### WHAT YOU SHOULD DO:
Copy out every line of the data where the word "this" is found.

═════ EXTRACTED INFORMATION

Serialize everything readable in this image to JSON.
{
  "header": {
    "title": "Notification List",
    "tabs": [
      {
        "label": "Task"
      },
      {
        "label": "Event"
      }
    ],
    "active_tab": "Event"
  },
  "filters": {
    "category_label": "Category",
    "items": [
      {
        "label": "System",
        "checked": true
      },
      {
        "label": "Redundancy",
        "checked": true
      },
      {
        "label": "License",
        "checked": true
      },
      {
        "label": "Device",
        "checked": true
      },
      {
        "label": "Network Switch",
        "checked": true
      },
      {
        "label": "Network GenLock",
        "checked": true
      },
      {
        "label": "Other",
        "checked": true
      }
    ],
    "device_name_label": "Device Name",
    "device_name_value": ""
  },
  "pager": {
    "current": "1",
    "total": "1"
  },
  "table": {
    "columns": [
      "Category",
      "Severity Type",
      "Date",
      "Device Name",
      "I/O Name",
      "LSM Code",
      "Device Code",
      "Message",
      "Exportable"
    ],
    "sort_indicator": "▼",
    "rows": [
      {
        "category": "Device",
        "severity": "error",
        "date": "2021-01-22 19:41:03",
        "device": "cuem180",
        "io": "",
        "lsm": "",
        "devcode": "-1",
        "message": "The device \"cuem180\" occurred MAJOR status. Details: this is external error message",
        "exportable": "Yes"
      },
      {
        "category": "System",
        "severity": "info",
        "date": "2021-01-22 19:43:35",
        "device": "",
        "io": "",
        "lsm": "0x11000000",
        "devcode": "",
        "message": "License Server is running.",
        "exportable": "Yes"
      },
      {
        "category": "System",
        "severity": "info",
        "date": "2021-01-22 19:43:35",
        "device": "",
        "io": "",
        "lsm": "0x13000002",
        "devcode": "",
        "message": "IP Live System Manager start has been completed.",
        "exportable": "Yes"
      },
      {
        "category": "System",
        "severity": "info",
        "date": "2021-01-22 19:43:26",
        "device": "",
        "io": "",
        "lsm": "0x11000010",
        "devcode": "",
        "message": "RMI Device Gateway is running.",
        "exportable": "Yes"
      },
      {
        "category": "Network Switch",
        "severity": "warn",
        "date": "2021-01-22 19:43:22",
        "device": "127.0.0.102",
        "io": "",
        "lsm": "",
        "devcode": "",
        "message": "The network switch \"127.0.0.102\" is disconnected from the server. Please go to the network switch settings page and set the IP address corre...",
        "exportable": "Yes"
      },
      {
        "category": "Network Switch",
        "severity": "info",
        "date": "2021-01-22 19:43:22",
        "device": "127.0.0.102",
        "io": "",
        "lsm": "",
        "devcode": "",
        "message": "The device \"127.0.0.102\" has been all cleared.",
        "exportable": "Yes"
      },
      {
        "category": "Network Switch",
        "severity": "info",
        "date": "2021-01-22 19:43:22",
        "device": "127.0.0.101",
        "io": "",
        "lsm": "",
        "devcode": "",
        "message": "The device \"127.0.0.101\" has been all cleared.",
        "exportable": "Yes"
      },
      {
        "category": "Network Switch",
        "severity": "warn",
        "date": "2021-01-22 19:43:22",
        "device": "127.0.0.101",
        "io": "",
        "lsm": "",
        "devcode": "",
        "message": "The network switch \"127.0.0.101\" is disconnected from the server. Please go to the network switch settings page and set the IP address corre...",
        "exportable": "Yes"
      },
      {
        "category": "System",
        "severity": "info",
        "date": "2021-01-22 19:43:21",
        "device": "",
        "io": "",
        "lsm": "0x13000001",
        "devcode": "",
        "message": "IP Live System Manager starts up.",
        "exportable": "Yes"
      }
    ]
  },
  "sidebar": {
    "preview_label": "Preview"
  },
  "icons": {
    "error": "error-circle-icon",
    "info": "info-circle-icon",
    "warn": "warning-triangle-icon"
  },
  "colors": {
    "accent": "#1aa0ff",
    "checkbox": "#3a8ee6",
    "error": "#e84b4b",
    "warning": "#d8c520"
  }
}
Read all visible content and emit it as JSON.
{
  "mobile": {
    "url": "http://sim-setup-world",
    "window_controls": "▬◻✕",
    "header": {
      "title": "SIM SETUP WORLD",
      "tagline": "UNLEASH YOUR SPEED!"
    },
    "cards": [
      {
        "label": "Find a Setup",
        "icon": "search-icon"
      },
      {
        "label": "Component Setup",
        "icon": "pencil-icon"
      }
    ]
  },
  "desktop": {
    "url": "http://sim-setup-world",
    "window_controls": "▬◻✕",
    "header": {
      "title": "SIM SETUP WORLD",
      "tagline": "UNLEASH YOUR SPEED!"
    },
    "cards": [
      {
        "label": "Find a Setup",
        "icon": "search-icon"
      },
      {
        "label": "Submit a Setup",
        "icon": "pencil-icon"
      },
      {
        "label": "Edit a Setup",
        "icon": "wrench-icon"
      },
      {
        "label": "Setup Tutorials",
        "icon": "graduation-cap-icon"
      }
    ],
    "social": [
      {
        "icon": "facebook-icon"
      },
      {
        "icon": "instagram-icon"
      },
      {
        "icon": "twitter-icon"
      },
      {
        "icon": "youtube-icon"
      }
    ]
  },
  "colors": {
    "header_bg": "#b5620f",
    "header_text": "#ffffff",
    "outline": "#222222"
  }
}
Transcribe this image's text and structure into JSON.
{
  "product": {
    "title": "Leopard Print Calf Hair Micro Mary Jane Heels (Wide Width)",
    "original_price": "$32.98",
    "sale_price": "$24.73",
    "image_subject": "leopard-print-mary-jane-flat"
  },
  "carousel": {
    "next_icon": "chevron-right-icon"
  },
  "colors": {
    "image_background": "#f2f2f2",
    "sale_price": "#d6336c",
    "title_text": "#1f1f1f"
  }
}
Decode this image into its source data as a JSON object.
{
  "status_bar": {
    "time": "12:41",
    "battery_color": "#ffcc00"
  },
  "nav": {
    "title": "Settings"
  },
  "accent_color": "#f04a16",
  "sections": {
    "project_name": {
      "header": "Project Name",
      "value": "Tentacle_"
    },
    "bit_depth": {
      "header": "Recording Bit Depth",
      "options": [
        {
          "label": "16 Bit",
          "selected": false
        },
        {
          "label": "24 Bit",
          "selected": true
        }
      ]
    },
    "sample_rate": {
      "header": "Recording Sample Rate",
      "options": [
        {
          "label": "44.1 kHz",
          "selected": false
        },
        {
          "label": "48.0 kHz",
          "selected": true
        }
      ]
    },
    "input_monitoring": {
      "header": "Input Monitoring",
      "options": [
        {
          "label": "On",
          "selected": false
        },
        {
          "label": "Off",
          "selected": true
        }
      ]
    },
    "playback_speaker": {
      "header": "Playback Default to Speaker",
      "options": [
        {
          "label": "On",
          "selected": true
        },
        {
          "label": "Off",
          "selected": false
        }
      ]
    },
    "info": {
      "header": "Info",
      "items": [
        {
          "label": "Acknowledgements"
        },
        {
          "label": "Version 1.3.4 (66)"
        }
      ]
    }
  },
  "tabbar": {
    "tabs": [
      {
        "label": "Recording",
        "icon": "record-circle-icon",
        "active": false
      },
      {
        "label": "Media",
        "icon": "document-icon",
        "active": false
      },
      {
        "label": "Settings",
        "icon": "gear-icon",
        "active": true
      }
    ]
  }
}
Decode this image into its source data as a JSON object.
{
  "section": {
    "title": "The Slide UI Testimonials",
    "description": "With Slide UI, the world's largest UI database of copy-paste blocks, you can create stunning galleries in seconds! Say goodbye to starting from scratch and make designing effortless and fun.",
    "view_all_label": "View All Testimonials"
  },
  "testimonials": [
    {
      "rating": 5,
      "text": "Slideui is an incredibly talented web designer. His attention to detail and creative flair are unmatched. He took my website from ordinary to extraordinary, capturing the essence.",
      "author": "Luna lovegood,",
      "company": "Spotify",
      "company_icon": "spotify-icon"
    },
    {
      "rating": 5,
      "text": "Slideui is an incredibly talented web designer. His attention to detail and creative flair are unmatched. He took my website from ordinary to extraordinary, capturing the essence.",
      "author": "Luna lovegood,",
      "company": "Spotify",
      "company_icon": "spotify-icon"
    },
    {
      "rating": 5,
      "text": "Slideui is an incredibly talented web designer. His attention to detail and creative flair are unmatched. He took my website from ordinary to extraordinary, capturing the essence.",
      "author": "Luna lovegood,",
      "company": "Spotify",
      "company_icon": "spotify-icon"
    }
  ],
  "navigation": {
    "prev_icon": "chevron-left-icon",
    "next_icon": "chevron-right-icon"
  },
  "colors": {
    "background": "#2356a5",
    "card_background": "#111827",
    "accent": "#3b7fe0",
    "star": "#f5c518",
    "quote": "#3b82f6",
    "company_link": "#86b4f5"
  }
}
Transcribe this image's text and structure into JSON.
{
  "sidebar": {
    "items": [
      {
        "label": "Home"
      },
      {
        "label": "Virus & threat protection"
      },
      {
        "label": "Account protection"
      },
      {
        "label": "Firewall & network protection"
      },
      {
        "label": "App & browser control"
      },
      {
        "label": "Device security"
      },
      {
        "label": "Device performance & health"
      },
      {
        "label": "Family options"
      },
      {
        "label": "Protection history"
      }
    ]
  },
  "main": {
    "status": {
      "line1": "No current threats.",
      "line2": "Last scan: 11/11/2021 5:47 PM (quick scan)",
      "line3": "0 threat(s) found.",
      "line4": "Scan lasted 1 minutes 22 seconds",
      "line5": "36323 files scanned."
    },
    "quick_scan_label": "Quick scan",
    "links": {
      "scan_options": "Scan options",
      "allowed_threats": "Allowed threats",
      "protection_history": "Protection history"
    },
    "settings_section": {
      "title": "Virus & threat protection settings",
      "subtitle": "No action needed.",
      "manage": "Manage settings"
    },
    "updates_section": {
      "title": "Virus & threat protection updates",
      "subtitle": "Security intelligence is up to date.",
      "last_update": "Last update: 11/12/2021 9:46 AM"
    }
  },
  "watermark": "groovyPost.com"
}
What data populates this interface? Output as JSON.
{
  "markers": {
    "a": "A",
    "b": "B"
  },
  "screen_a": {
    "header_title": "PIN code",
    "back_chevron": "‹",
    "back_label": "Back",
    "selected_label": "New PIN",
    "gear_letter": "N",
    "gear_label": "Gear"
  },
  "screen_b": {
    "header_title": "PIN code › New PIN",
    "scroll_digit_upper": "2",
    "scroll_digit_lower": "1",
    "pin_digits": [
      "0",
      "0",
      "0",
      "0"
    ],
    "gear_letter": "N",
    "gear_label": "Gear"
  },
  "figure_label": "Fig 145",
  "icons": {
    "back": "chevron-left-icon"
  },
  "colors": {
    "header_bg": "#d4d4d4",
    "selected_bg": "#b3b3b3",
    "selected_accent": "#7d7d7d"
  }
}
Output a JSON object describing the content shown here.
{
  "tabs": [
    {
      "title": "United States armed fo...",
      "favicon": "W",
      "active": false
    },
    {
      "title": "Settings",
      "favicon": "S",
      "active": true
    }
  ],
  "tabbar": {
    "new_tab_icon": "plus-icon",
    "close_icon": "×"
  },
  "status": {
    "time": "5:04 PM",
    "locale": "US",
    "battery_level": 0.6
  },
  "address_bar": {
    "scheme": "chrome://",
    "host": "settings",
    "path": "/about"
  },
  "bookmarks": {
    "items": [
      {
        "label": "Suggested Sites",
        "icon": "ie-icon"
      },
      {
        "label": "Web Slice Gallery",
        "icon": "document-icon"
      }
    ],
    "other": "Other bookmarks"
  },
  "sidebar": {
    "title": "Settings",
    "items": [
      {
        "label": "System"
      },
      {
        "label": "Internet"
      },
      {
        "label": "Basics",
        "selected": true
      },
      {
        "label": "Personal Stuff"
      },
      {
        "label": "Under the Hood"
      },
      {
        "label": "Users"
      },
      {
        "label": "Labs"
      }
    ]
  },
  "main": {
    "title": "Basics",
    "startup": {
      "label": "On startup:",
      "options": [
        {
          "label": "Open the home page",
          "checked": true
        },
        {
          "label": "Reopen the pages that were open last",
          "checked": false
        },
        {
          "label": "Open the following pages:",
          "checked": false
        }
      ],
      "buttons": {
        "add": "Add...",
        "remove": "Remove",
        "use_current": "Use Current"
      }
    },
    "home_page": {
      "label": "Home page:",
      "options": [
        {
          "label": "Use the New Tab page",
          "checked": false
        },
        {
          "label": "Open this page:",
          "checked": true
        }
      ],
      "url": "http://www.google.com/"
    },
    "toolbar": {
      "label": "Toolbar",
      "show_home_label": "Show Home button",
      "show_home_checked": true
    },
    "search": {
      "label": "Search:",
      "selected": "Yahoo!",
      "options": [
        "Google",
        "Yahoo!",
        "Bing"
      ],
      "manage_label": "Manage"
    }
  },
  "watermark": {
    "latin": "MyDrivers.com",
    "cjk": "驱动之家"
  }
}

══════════

### RESULT:
Serialize everything readable in this image to JSON.
        "message": "The device \"cuem180\" occurred MAJOR status. Details: this is external error message",
Transcribe this image's text and structure into JSON.
Decode this image into its source data as a JSON object.
Decode this image into its source data as a JSON object.
Transcribe this image's text and structure into JSON.
What data populates this interface? Output as JSON.
          "label": "Open this page:",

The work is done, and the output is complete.